• Michelle Fleur

The Return...


I feel as though I've come full circle, back to a place that I was many, many moons ago. Proof that time is cyclical. I suppose that sounds very esoteric, but what I mean is that I feel like I have returned to a place in my creative life that I used to occupy when I was much younger. A place of energised making and exuberant exploration in a lane that just feels right to me. My creative journey has been long and arduous. Art has always been my first love, it's like breathing to me - essential, nourishing and life affirming. But this culture we live in makes life very difficult for those of my disposition and financial demands and ideas around legitimacy have always plagued me. I have always made things intuitively and after a spate of random jobs and university stints (I have three Degrees!) I undertook a Bachelor of Fine Art at university whilst in my early thirties, thinking that it would help me legitimise my life as an artist. Unfortunately, it didn't. After my BFA I felt confused, cynical, lonely and almost completely depleted of any passion to create. I'd go through the motions of making things but I felt like all of the heart and soul had been stripped from my practice - it just felt completely joyless. Something about the four years of constant analysis, theory and critique sucked all the enthusiasm out of me. Not to mention that every exhibition opening I attended (you have to network!) filled me with an anxiety so great that I felt I would collapse - some of them are strange and awkward social events. I was gutted. I had imagined that life as an emerging artist would be bouyant, socially supportive, intellectually robust, but most of all, stimulating! Instead I felt lost, empty and anxious about it all. Oh no!
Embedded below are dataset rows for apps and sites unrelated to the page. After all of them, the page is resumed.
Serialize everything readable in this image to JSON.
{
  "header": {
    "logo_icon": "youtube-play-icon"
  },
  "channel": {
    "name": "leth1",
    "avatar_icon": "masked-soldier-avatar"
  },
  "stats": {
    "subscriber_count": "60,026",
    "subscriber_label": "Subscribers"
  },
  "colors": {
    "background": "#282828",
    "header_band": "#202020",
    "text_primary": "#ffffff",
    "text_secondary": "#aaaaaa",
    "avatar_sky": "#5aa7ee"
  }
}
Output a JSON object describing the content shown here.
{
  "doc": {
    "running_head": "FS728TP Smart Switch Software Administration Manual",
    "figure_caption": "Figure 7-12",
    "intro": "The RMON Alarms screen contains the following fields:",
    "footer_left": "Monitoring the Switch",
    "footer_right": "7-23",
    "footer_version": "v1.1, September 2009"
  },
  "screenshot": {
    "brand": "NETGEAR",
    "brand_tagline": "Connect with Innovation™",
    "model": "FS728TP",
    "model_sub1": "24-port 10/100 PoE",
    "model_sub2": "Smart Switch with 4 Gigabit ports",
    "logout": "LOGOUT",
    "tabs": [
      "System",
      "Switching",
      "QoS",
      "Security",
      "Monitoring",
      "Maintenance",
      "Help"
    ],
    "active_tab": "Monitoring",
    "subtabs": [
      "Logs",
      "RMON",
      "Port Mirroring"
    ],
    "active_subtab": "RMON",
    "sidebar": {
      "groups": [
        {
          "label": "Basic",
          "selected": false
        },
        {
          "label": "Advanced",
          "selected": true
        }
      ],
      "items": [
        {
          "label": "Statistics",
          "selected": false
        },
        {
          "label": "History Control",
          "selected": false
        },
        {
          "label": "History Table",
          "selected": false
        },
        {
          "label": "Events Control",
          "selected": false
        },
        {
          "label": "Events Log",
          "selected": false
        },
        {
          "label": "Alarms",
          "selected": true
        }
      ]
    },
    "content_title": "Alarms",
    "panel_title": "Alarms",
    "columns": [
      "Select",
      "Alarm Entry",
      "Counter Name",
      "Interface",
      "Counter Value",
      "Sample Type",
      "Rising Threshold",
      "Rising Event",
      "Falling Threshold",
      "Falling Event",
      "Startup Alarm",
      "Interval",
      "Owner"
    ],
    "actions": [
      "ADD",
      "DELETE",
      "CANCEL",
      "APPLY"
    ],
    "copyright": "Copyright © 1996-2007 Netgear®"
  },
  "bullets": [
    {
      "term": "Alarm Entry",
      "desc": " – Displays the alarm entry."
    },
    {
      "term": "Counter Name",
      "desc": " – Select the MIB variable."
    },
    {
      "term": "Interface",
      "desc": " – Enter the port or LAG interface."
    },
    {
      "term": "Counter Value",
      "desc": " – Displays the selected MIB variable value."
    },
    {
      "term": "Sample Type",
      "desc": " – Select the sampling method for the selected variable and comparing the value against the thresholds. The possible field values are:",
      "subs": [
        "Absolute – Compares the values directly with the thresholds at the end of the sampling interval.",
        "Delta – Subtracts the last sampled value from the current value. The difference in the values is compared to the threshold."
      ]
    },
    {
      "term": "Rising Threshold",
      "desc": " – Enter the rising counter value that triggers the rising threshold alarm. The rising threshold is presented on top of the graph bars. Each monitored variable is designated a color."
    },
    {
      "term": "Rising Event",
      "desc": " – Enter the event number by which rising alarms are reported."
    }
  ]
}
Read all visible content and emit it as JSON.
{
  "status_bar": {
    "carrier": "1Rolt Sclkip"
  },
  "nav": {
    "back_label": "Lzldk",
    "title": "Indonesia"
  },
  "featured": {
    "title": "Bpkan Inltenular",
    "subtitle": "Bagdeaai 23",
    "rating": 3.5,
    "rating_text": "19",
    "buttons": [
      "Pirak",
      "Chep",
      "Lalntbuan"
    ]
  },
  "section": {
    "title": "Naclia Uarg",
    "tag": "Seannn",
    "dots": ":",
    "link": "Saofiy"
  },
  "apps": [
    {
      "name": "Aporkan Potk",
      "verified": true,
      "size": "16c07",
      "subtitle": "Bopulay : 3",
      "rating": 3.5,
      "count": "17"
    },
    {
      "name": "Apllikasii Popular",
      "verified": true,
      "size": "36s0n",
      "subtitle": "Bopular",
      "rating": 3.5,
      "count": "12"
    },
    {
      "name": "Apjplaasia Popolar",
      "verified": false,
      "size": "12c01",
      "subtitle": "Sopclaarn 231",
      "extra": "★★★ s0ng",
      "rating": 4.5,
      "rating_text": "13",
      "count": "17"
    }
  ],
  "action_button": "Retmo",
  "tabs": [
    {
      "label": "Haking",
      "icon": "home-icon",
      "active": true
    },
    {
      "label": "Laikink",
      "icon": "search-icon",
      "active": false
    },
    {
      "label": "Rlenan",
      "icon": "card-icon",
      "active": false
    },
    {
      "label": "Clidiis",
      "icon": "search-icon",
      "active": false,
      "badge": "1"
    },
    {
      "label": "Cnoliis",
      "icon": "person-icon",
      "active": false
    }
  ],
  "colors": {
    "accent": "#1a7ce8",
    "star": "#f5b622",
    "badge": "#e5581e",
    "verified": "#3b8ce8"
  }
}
Long story short (maybe I'll go into more detail one day) I have spent the past decade redefining who I am as a creative. In hindsight I probably should have done a course in illustration or completed a series of more technically focussed short courses, rather than attending university. But I have to look for the good in those four years (there were many, I actually enjoyed my undergrad very much!) and the biggest is that at the completion of that course I knew what I didn't want to pursue. It also became clear to me that I was first and foremost a maker, secondly, a loner (I never enjoyed collaborations) and lastly, that art making is very much an emotional and spiritual experience for me - much more than it is cerebral or academic. I also learnt that I love making things that are tangible - using my hands is central to the joy I feel when making. So, in realising all of that, I found myself in my mid-thirties starting all over again! I did portrait photography for a couple of years and I loved it, but I don't really work well with others and dislike challenges to my creative impulses so that kind of faded out when I started getting serious jobs like weddings that required working with people! Haha! As that was petering out we moved to the West Coast and I started drawing again to fill in time and record the new world that I found myself in. We moved a block from the sea, I discovered the magical world below the waves, started putting what I was doing on social media, and the rest is history!

5 years later and I am still making my drawings and still sharing them via social media, but the social media landscape has changed drastically over that time. I have spent years building an audience on social media and it has been a space in which I've made many friends and creative connections. I have one of my works in an Icelandic Museum, a collaborative piece on an Indian Railway, my work on T-Shirts and merch for various environmental and conservation groups, and I have sold pieces to people all across the world - largely thanks to social media! So, you can imagine that initially I was resistant to any change in the social media landscape that would compromise my ability to communicate with my audience. But resistance is futile and the resulting changes are a drastically reduced organic reach to my audience, and a social media space that is dominated by advertising, marketing and a whole heap of content I didn't sign up to see. So after much whining I now find myself in a state of acceptance and ready to adapt to something new. And by something new, I mean something old...


I don't know if it is because of the pandemic (it probably is!) but lately I have been focussing in on ways of working that feel at once productive, but also very nourishing to me. I have pulled out my journal (it's been years since I wrote in it) and have written almost daily. It sounds silly, but this action has led to a level of clarity that I haven't felt in a long, long time. In contrast to the bite-sized chunks of disparate information that I've been producing and consuming on social media for years, I am tending to more focussed, fluent, coherent streams of ideas and elaborating on them, both in my journal and in my work. My latest 'body of work' was the first 'body' that I had produced in ages that had a consistency of style and a concrete idea surrounding it. I liked working this way. No, I loved working this way. It was just a taster, a little nibble of what my creative life can be. But this is not new, this is a way of working I used to undertake intuitively, before I sold prints in an online store, before I posted daily images on Instagram, and before university, back in a time when art-making was still a hobby for me.

So you see, I have come full circle and in returning to the beginning I see that the journey out and back again was all a part of learning to 'know' what is right for me. So, no more listening to outside voices. I trust this vessel of sinew and bone and its earth-bound intuitive instinct to create. It sounds so simple doesn't it? So simple and sensible and something that an artist should probably be aware of! I really can't believe it took me two decades to cut through all the poop and work it out. But here I am now, ready to deep dive into this space where I focus more on the material world and less on the virtual world. And if I miss the boat, that's ok with me, 'cause it is cosy here and I feel well-nourished. This space is home.